Autism Reaches 6% in British Colleges – it’s simply a type of issues!
By John Stone
This is a mathematical continuation of Anne Dachel’s account of autism in Northern Irish schools. Northern Ireland may not be fully representative of the UK, but one valuable possibility it is not is to have it systematically collect autism data for its children, while in the rest of the UK we are increasingly just an overlooked mess with special needs to have. However, the new data allows a clear conclusion that the current rate of autism is likely around 6%. The figure given is 4.5% based on 13,401 children, the other number on the waiting list for diagnosis is 4,495, and it’s clear where we get when you add the two together. We have no way of accurately calculating the numbers for the other three nations (England, Scotland, and Wales), but perhaps we should take this as the default.

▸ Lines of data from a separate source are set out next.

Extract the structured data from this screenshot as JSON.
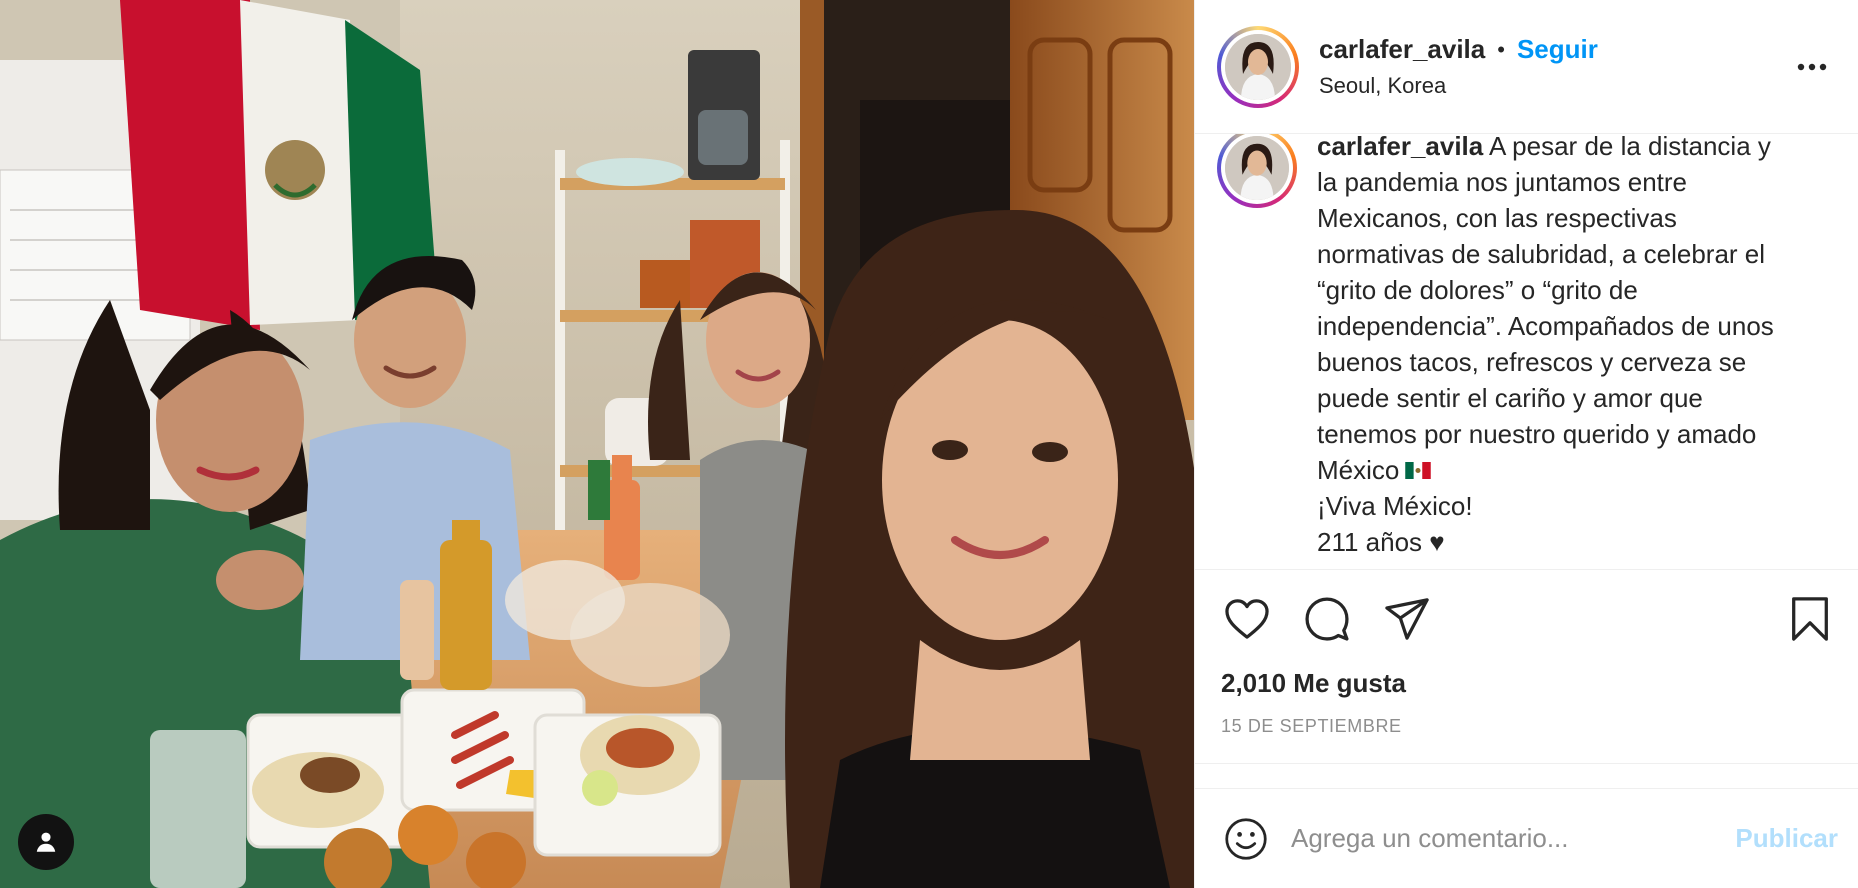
{
  "post": {
    "user_tag_icon": "person-icon"
  },
  "header": {
    "username": "carlafer_avila",
    "separator": "•",
    "follow_label": "Seguir",
    "location": "Seoul, Korea",
    "more_icon": "more-horizontal-icon"
  },
  "caption": {
    "username": "carlafer_avila",
    "lines": [
      "A pesar de la distancia y",
      "la pandemia nos juntamos entre",
      "Mexicanos, con las respectivas",
      "normativas de salubridad, a celebrar el",
      "“grito de dolores” o “grito de",
      "independencia”. Acompañados de unos",
      "buenos tacos, refrescos y cerveza se",
      "puede sentir el cariño y amor que",
      "tenemos por nuestro querido y amado",
      "México",
      "¡Viva México!",
      "211 años ♥"
    ],
    "emoji_icon": "mexico-flag-icon"
  },
  "actions": {
    "like_icon": "heart-icon",
    "comment_icon": "comment-icon",
    "share_icon": "paper-plane-icon",
    "save_icon": "bookmark-icon"
  },
  "likes": "2,010 Me gusta",
  "date": "15 DE SEPTIEMBRE",
  "comment_box": {
    "emoji_icon": "smiley-icon",
    "placeholder": "Agrega un comentario...",
    "value": "",
    "publish_label": "Publicar"
  },
  "colors": {
    "link_blue": "#0095f6",
    "publish_disabled": "#b2dffc",
    "muted": "#8e8e8e"
  }
}
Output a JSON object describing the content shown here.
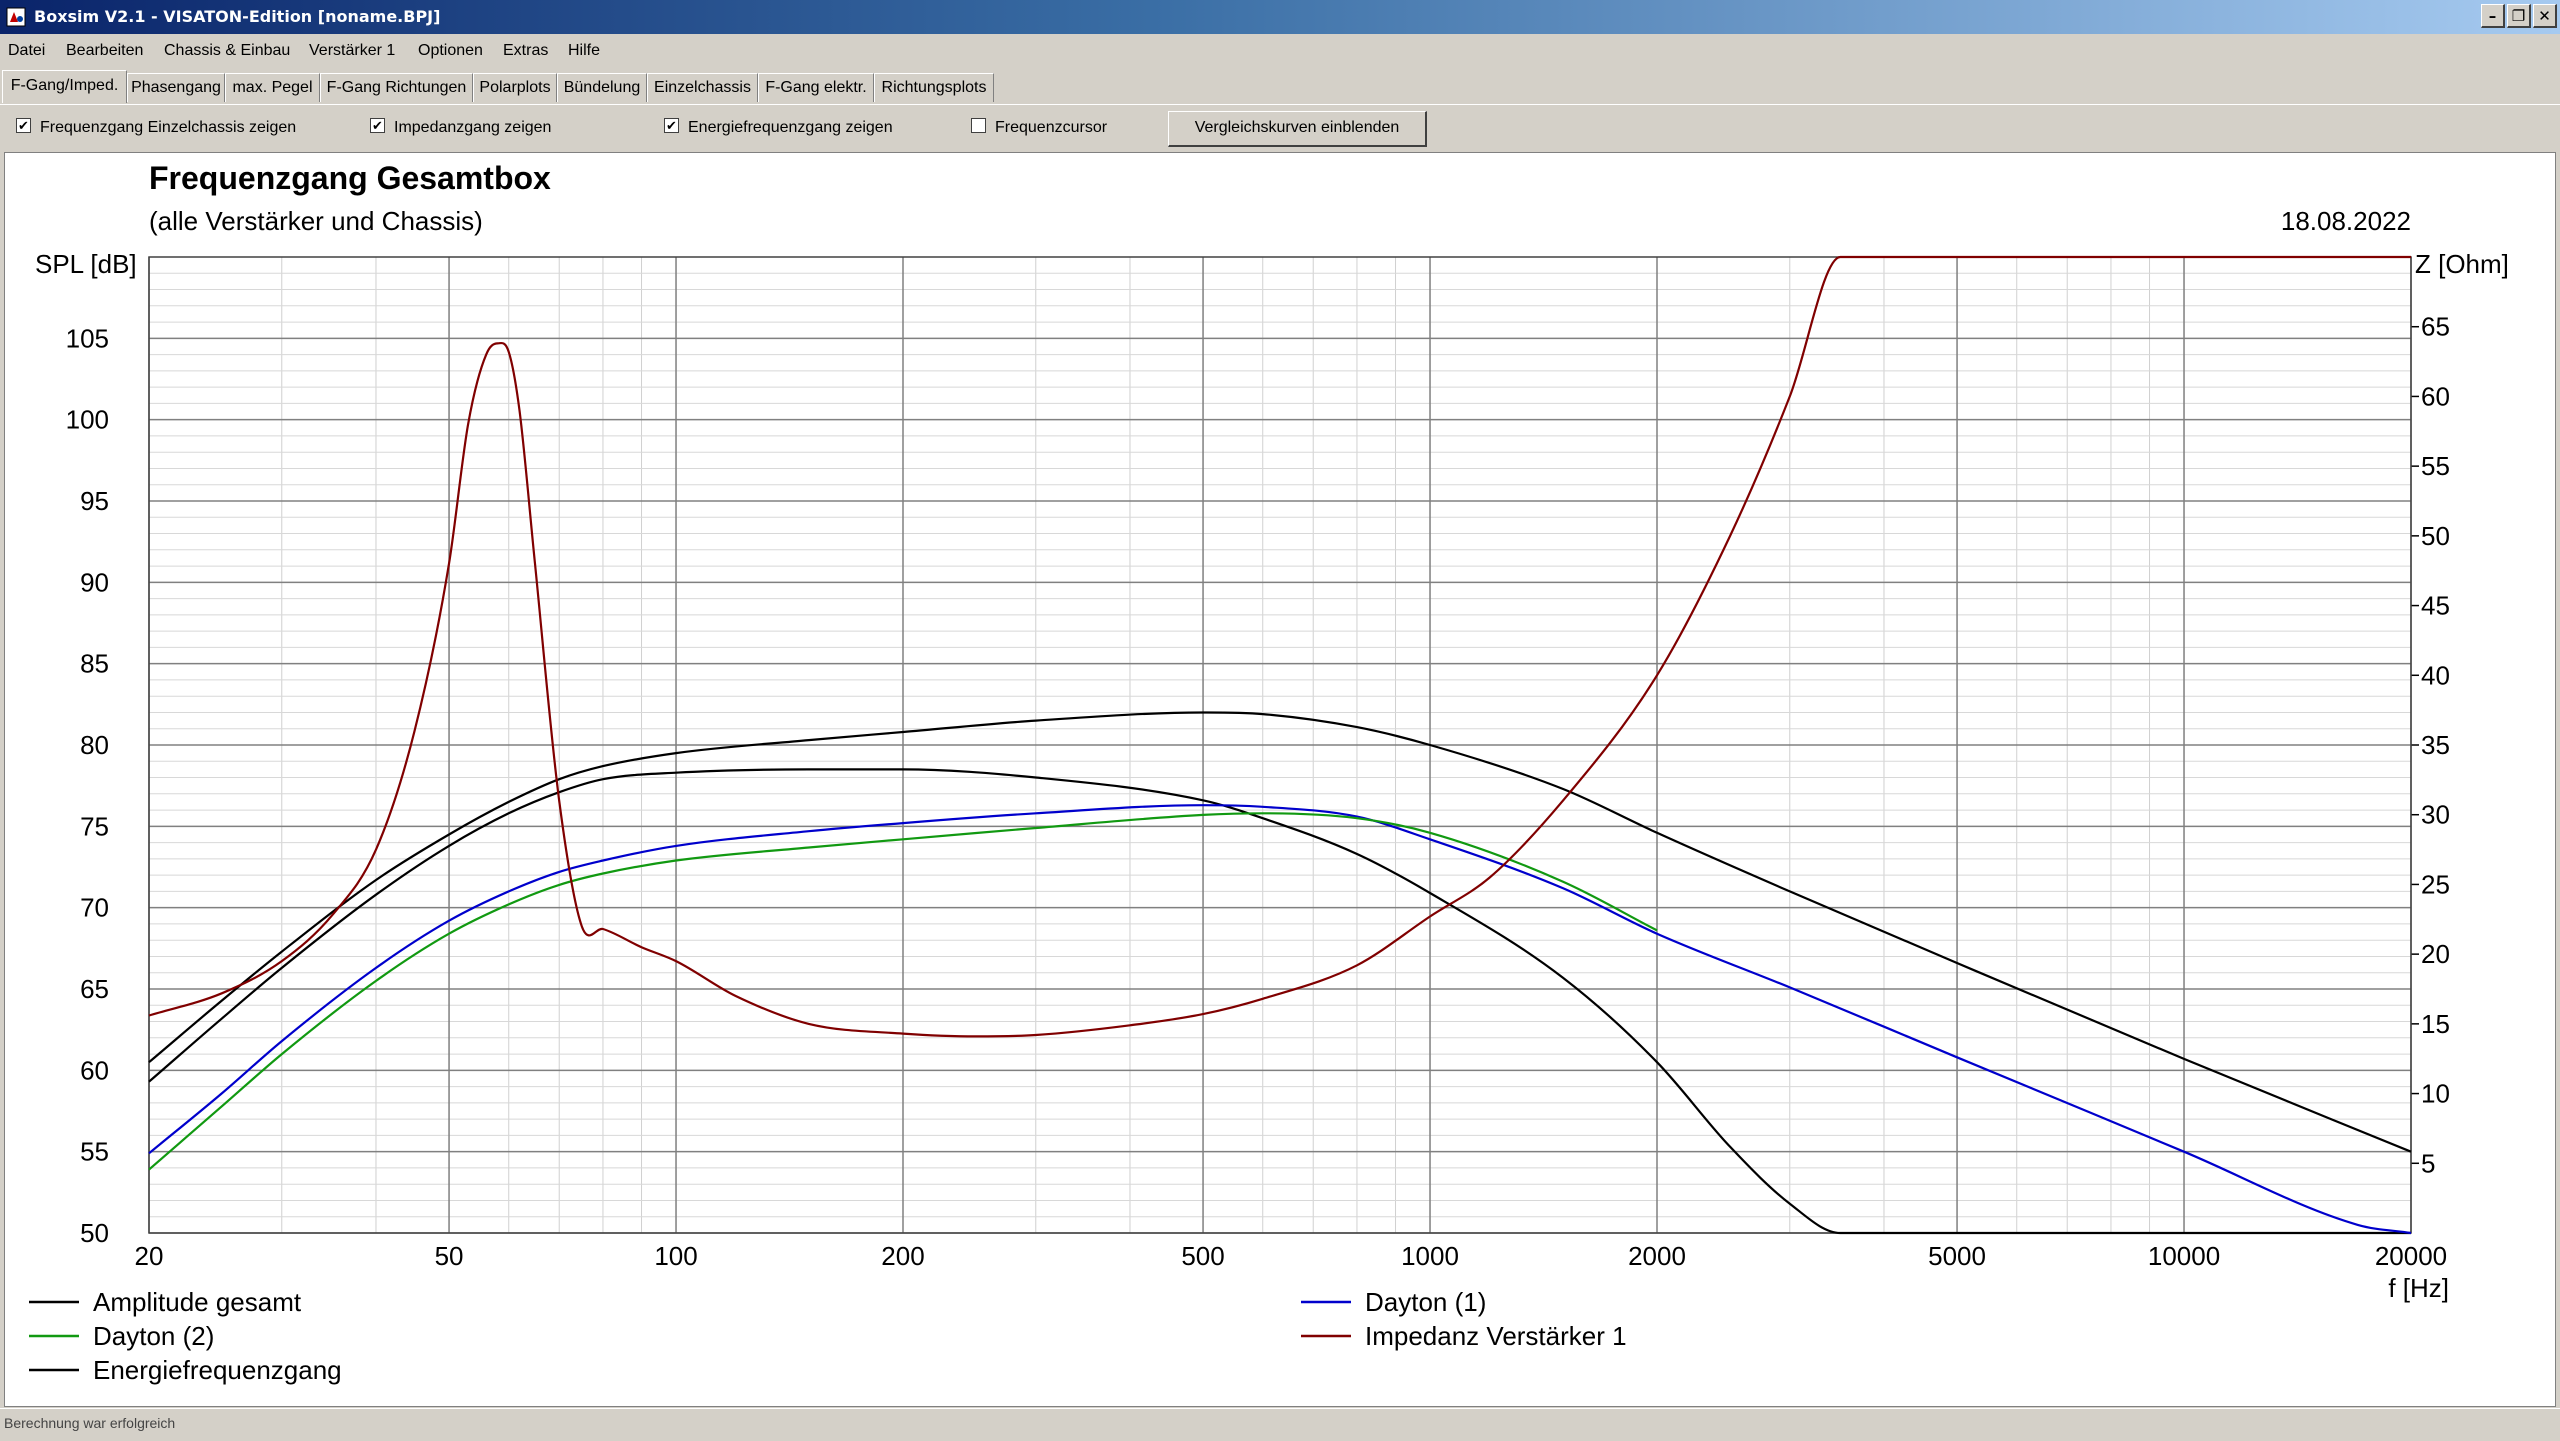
{
  "window": {
    "title": "Boxsim V2.1 - VISATON-Edition [noname.BPJ]",
    "minimize_glyph": "–",
    "restore_glyph": "❐",
    "close_glyph": "✕"
  },
  "menu": [
    "Datei",
    "Bearbeiten",
    "Chassis & Einbau",
    "Verstärker 1",
    "Optionen",
    "Extras",
    "Hilfe"
  ],
  "tabs": [
    {
      "label": "F-Gang/Imped.",
      "active": true
    },
    {
      "label": "Phasengang",
      "active": false
    },
    {
      "label": "max. Pegel",
      "active": false
    },
    {
      "label": "F-Gang Richtungen",
      "active": false
    },
    {
      "label": "Polarplots",
      "active": false
    },
    {
      "label": "Bündelung",
      "active": false
    },
    {
      "label": "Einzelchassis",
      "active": false
    },
    {
      "label": "F-Gang elektr.",
      "active": false
    },
    {
      "label": "Richtungsplots",
      "active": false
    }
  ],
  "options": {
    "checkboxes": [
      {
        "label": "Frequenzgang Einzelchassis zeigen",
        "checked": true
      },
      {
        "label": "Impedanzgang zeigen",
        "checked": true
      },
      {
        "label": "Energiefrequenzgang zeigen",
        "checked": true
      },
      {
        "label": "Frequenzcursor",
        "checked": false
      }
    ],
    "compare_button": "Vergleichskurven einblenden"
  },
  "status": "Berechnung war erfolgreich",
  "chart_data": {
    "type": "line",
    "title": "Frequenzgang Gesamtbox",
    "subtitle": "(alle Verstärker und Chassis)",
    "date": "18.08.2022",
    "xlabel": "f [Hz]",
    "ylabel": "SPL [dB]",
    "y2label": "Z [Ohm]",
    "xscale": "log",
    "xlim": [
      20,
      20000
    ],
    "ylim": [
      50,
      110
    ],
    "y2lim": [
      0,
      70
    ],
    "grid": true,
    "x_ticks": [
      20,
      50,
      100,
      200,
      500,
      1000,
      2000,
      5000,
      10000,
      20000
    ],
    "y_ticks": [
      50,
      55,
      60,
      65,
      70,
      75,
      80,
      85,
      90,
      95,
      100,
      105
    ],
    "y2_ticks": [
      5,
      10,
      15,
      20,
      25,
      30,
      35,
      40,
      45,
      50,
      55,
      60,
      65
    ],
    "legend_position": "bottom",
    "series": [
      {
        "name": "Amplitude gesamt",
        "axis": "left",
        "color": "#000000",
        "x": [
          20,
          25,
          30,
          40,
          50,
          60,
          70,
          80,
          100,
          150,
          200,
          300,
          500,
          600,
          800,
          1000,
          1500,
          2000,
          2500,
          3000,
          3500,
          4000,
          20000
        ],
        "y": [
          59.3,
          63.2,
          66.3,
          70.8,
          73.8,
          75.8,
          77.1,
          77.9,
          78.3,
          78.5,
          78.5,
          78.0,
          76.6,
          75.5,
          73.3,
          70.9,
          65.7,
          60.5,
          55.3,
          51.8,
          50.0,
          50.0,
          50.0
        ]
      },
      {
        "name": "Dayton  (1)",
        "axis": "left",
        "color": "#0000cc",
        "x": [
          20,
          25,
          30,
          40,
          50,
          60,
          70,
          80,
          100,
          150,
          200,
          300,
          500,
          600,
          800,
          1000,
          1500,
          2000,
          3000,
          5000,
          10000,
          17000,
          20000
        ],
        "y": [
          54.9,
          58.6,
          61.8,
          66.3,
          69.2,
          71.0,
          72.2,
          72.9,
          73.8,
          74.7,
          75.2,
          75.8,
          76.3,
          76.2,
          75.6,
          74.2,
          71.2,
          68.4,
          65.1,
          60.8,
          55.0,
          50.5,
          50.0
        ]
      },
      {
        "name": "Dayton (2)",
        "axis": "left",
        "color": "#119911",
        "x": [
          20,
          25,
          30,
          40,
          50,
          60,
          70,
          80,
          100,
          150,
          200,
          300,
          500,
          600,
          800,
          1000,
          1500,
          2000
        ],
        "y": [
          53.9,
          57.8,
          61.0,
          65.5,
          68.4,
          70.2,
          71.4,
          72.1,
          72.9,
          73.7,
          74.2,
          74.9,
          75.7,
          75.8,
          75.5,
          74.6,
          71.6,
          68.6
        ]
      },
      {
        "name": "Energiefrequenzgang",
        "axis": "left",
        "color": "#000000",
        "x": [
          20,
          25,
          30,
          40,
          50,
          60,
          70,
          80,
          100,
          150,
          200,
          300,
          500,
          600,
          800,
          1000,
          1500,
          2000,
          3000,
          5000,
          10000,
          20000
        ],
        "y": [
          60.5,
          64.3,
          67.3,
          71.7,
          74.5,
          76.5,
          77.9,
          78.7,
          79.5,
          80.3,
          80.8,
          81.5,
          82.0,
          81.9,
          81.1,
          80.0,
          77.3,
          74.6,
          71.0,
          66.6,
          60.7,
          55.0
        ]
      },
      {
        "name": "Impedanz Verstärker 1",
        "axis": "right",
        "color": "#800000",
        "x": [
          20,
          25,
          30,
          35,
          40,
          45,
          50,
          53,
          56,
          58,
          60,
          62,
          65,
          70,
          75,
          80,
          90,
          100,
          120,
          150,
          200,
          250,
          300,
          400,
          500,
          600,
          800,
          1000,
          1200,
          1500,
          2000,
          2500,
          3000,
          3500,
          20000
        ],
        "y": [
          15.6,
          17.2,
          19.5,
          22.8,
          27.5,
          36.0,
          48.0,
          58.0,
          63.0,
          63.8,
          63.2,
          59.0,
          48.0,
          31.0,
          22.0,
          21.8,
          20.5,
          19.5,
          17.0,
          15.0,
          14.3,
          14.1,
          14.2,
          14.9,
          15.7,
          16.8,
          19.2,
          22.7,
          25.5,
          31.0,
          40.0,
          50.0,
          60.0,
          70.0,
          70.0
        ]
      }
    ]
  }
}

How did we get here? In 1999, according to a carefully conducted survey for the geographic region “Great Britain”, it was only one twentieth with 0.3%. As many of us recognized at the time, there was already a dynamic increase: in primary school (4-11) there were twice as many cases (0.4%) than in secondary (12-18) (0.2%), although secondary school students had a longer time to get a diagnosis and were monitored by the same services (p. 33, table 4.1, listed as “a less common disorder, pervasive developmental disorder”)). In 2004 this was unsurprisingly about 1% in both departments (p. 35, Table 4.1, listed as “a less common disorder, Autistic Spectrum Disorder), and now here we are another 17 years later and it’s six times that number.
Of course, governments around the world have done their best to adjust the data so that it looks like nothing is going to happen, but when the UK government’s last chief medical officer in November 2018, a follow-up survey to the 2004 one (now limited on England) with a value of 1.2% it was so out of the way and so little performance it was ridiculous. Should anyone think the current 6% is an illusion, the new Northern Ireland Census reports that two-thirds of diagnosed cases (66%) have the highest educational needs (level 5). We have a bureaucratic class that will do whatever we can to cover its tracks, but it was bad luck for the people of Whitehall that the very serious Northern Ireland Congregation took autism seriously enough to decide that there should be an annual school census .
Of course, among other things, the Covid debacle is a very good cover for the meltdown in our schools. With 6% autism, surely some people would notice that something is wrong.